## TASK OBJECTIVE
From the data below, copy each line that includes the word "information".

## PROVIDED DATA
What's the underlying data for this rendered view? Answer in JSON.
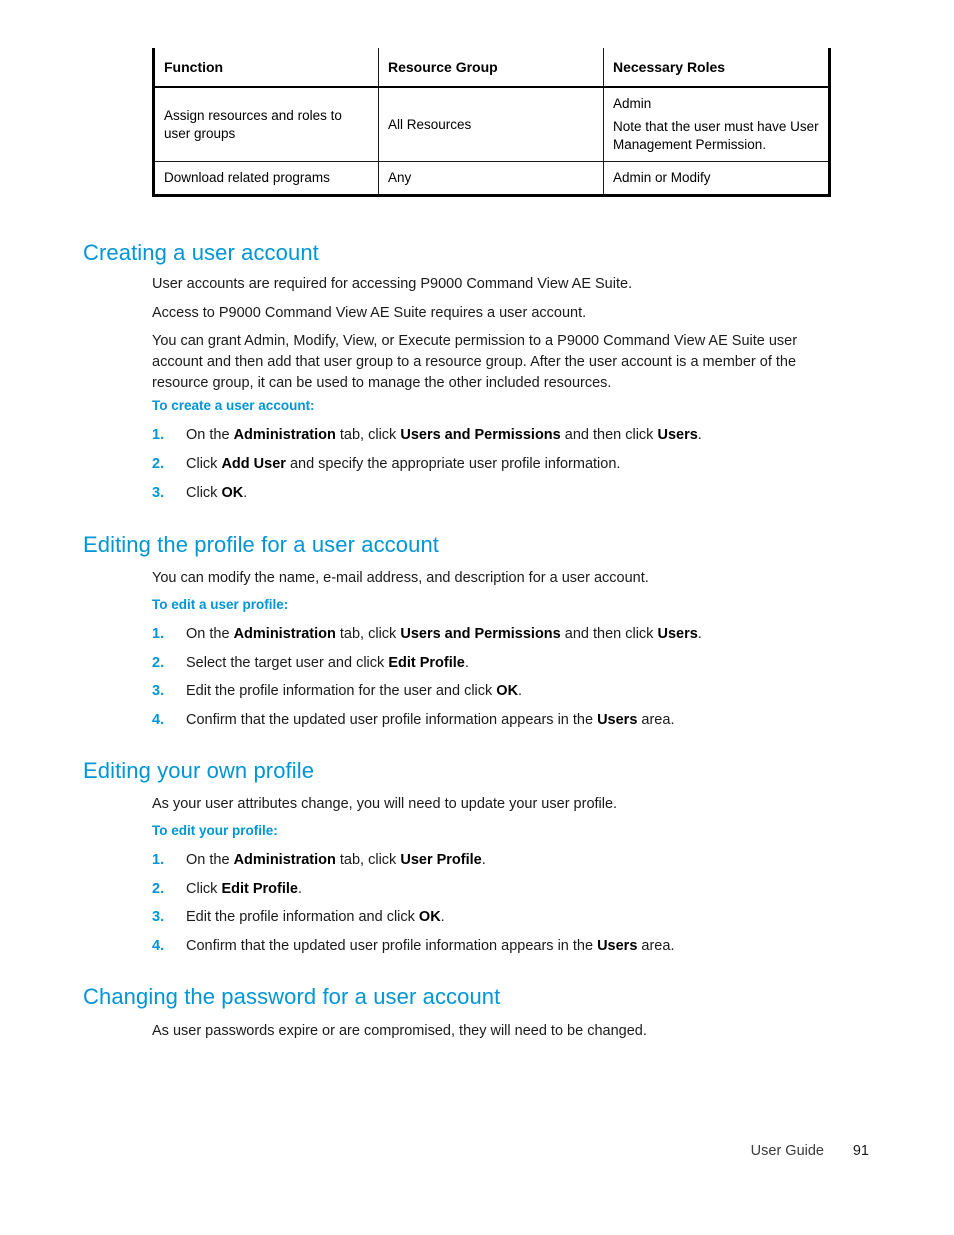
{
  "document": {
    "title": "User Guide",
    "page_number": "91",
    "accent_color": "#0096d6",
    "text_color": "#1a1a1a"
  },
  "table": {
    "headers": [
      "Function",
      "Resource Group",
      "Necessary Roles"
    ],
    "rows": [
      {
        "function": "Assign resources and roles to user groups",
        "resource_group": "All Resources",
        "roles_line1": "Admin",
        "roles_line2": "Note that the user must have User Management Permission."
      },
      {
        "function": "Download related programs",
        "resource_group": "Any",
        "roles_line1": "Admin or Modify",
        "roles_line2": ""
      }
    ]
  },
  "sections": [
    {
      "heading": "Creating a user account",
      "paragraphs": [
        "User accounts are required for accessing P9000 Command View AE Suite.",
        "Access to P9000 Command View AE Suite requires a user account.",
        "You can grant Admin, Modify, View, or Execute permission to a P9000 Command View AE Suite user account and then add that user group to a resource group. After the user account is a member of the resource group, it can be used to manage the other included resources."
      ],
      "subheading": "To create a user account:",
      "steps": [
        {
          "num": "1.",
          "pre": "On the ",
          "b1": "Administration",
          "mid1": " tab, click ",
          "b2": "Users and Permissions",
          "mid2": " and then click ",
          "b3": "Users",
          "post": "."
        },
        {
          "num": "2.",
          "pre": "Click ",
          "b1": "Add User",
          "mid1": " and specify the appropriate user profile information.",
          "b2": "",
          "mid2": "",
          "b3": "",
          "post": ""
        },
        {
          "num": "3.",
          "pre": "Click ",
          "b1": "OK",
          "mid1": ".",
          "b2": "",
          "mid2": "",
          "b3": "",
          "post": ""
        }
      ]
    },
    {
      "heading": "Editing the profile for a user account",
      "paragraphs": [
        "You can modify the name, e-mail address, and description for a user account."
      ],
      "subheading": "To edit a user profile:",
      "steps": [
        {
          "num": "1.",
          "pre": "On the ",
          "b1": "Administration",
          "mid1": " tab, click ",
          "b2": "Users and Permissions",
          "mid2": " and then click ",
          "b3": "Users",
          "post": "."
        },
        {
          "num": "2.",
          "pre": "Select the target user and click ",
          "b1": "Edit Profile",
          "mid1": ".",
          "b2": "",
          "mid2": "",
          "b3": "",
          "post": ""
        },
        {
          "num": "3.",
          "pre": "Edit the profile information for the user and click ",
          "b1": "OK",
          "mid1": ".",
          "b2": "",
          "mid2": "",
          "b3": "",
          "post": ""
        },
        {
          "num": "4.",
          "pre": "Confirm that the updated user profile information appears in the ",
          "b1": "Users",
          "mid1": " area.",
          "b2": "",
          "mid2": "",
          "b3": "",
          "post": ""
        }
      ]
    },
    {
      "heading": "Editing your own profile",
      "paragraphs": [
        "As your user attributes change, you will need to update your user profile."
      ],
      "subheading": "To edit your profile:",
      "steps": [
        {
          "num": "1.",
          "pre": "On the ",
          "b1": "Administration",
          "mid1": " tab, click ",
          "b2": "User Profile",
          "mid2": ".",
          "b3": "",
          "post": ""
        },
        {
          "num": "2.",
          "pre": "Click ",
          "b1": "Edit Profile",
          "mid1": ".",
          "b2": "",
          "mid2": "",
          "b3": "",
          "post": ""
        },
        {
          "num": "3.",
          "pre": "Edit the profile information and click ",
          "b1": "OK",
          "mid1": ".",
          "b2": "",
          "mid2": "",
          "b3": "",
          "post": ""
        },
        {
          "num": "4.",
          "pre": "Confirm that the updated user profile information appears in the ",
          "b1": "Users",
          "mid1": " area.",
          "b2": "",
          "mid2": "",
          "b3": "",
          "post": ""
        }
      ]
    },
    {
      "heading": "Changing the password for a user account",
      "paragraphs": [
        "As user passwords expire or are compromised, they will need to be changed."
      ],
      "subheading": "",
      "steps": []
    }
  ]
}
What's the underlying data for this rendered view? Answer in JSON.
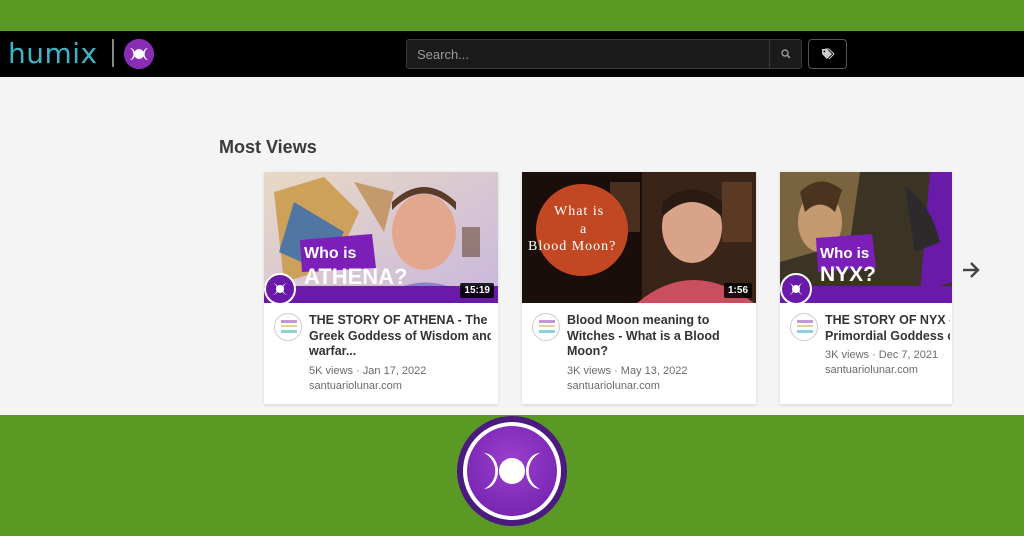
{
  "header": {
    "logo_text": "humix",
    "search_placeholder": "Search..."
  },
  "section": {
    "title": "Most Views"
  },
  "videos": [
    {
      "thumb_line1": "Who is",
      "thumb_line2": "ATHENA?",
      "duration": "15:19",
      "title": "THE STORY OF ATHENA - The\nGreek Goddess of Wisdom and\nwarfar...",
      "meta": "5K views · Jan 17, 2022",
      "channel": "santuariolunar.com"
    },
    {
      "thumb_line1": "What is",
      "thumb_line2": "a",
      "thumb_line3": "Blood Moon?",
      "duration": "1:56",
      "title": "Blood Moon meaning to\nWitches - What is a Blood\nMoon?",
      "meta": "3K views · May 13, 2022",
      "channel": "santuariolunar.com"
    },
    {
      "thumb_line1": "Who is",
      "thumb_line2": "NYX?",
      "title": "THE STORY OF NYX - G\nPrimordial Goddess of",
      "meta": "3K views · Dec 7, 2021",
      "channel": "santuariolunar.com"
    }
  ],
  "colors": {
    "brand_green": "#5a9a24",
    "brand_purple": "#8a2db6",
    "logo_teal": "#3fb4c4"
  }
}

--

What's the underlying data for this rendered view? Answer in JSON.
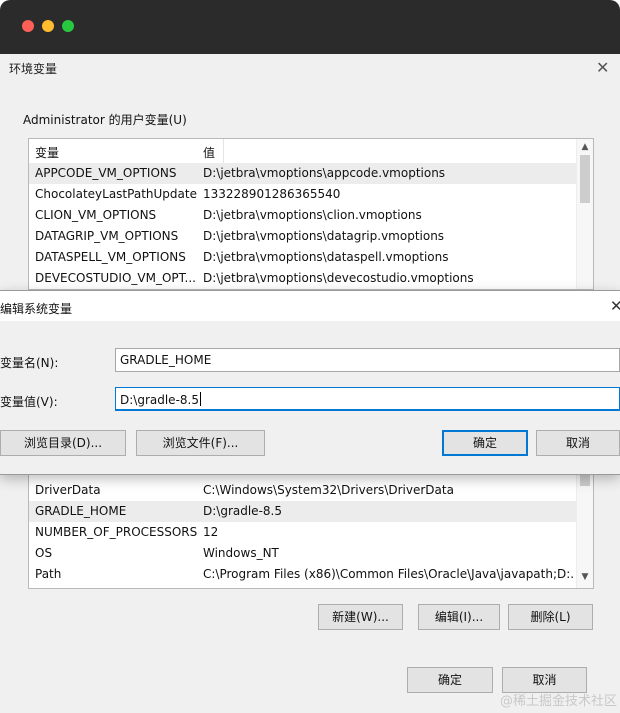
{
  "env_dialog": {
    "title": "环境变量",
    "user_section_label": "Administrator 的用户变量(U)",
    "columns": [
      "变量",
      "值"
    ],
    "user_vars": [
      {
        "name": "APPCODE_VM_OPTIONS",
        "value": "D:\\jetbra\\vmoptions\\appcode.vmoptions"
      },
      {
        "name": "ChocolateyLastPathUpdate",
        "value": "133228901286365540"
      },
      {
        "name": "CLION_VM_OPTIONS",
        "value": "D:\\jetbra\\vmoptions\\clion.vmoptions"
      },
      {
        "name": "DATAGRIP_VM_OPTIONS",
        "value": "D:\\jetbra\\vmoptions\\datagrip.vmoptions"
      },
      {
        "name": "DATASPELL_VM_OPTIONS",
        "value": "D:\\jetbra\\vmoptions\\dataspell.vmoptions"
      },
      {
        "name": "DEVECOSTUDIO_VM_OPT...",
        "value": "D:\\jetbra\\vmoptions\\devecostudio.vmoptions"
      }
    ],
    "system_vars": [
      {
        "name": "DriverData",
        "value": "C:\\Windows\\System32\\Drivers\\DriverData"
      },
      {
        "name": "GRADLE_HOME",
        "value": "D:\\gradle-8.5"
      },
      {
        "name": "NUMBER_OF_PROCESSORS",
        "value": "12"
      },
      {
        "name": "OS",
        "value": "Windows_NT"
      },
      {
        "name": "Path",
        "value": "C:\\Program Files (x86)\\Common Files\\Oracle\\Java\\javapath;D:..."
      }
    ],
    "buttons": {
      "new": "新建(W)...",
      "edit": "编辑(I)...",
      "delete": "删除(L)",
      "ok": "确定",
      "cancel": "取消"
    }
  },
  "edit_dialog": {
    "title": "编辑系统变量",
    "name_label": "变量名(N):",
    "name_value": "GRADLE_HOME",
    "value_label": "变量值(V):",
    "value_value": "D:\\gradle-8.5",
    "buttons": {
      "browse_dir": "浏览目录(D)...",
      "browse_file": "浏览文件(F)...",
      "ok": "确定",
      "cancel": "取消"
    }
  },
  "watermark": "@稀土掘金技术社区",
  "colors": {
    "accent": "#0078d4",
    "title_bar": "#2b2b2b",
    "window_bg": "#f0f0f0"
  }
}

## YOUR SOLUTION
          "mid1": " and specify the appropriate user profile information.",
          "pre": "Edit the profile information for the user and click ",
          "pre": "Confirm that the updated user profile information appears in the ",
          "pre": "Edit the profile information and click ",
          "pre": "Confirm that the updated user profile information appears in the ",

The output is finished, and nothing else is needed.